Now the brothers face first-degree murder charges for the stray gunshot that killed 8-year-old Chelsea Cromartie as she played in Northeast Washington.
My youngest son is 8. Mani and the Hall brothers were born months apart. I can't imagine the hell that the Cromartie and the Hall families are enduring.
Or that Cosby -- whose own beloved son, Ennis, was slain by a racist Ukrainian immigrant -- still suffers.
It would have been easy, sitting among other parents in Temple's auditorium, to have felt responsible for Mani's achievement. Responsible for his having resisted a crazy world's worst temptations. For his remarkable thoughtfulness, modesty and sense of self. For magna cum laude.
Apparently, I did some things right -- my worst fears as a single mom for eight years of Mani's life never materialized. But mostly I felt lucky. In a complex world in which racism's effects remain entrenched -- and in which black people must, to survive, stop blaming racism for their every problem -- I felt grateful for having been able to provide material, educational and spiritual benefits to a kid who, like every kid, arrived with wonderful traits I had nothing to do with.
I felt, "So far, so good."
Straining to see Mani from the cheap seats, I mostly felt love -- the tear-inducing waves of love that wash over us at such moments. It floated from the row before ours, where 60-something grandparents balanced a blond, bottle-slurping infant whose mother, they announced, "is a nursing graduate!" It wafted from beside us, where a Latino boy of 6 -- his curls perfectly parted -- sat waving at his mom in her cap and gown.
A decade after I confessed to still watching, bedazzled, as my preteen son slept, little has changed. One hand still yearns to pull Mani back as the other urges him forward into a world that could discount his amazingness. Watching him, I still feel that "if people could just know you, they could never hurt you."

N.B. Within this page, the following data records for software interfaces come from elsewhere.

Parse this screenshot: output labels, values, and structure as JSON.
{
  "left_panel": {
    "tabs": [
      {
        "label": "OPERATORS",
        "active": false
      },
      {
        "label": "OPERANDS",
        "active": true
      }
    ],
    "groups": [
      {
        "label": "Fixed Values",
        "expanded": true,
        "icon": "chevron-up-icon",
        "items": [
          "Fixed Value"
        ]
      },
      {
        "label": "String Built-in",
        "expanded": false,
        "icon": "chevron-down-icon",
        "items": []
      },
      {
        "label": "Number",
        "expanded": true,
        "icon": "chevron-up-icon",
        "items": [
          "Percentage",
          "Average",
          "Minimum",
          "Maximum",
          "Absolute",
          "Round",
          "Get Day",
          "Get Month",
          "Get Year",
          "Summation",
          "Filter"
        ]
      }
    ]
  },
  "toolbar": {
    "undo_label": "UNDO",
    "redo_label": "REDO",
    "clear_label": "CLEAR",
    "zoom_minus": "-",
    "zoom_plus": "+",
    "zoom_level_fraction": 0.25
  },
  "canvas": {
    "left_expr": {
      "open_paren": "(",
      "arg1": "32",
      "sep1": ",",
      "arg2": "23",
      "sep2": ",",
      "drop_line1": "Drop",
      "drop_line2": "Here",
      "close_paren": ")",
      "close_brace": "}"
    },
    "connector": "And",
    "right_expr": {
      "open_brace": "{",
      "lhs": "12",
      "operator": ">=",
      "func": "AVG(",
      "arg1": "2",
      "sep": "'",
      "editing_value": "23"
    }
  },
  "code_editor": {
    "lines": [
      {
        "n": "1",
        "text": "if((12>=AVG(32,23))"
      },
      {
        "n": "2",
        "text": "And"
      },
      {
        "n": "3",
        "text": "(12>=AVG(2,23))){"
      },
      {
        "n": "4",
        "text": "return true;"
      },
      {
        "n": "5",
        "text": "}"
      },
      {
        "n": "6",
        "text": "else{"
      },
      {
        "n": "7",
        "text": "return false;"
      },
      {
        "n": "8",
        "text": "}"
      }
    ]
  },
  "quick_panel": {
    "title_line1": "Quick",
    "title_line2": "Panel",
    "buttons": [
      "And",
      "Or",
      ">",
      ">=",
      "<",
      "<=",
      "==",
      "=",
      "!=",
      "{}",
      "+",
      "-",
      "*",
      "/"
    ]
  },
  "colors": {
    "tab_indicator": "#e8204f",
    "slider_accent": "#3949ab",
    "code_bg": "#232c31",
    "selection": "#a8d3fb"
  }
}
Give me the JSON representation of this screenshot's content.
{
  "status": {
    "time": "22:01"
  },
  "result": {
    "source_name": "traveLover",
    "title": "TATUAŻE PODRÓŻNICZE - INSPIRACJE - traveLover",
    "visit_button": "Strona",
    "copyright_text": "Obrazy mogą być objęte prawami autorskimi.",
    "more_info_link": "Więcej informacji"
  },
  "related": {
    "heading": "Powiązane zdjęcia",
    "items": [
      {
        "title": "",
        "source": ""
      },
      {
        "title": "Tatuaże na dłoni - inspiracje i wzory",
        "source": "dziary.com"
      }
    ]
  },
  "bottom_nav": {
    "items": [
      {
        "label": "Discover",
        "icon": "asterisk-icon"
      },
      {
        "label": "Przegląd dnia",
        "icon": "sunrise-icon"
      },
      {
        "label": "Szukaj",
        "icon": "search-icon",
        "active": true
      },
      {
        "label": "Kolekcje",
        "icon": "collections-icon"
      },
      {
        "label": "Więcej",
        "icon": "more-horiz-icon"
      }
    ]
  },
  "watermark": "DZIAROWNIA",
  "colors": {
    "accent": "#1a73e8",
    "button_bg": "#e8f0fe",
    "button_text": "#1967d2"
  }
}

Surely Chelsea Cromartie's mother felt the same enveloping affection. The Hall family's yearnings must have been as heartfelt.
How could I take credit for my son's not just surviving but thriving?
Parents who by the grace of God watch a son travel from baby bottles to hair-parts to driver permits to young adulthood, confident and strong, understand how blessed they are to breathe the words like a prayer:
So far. So good.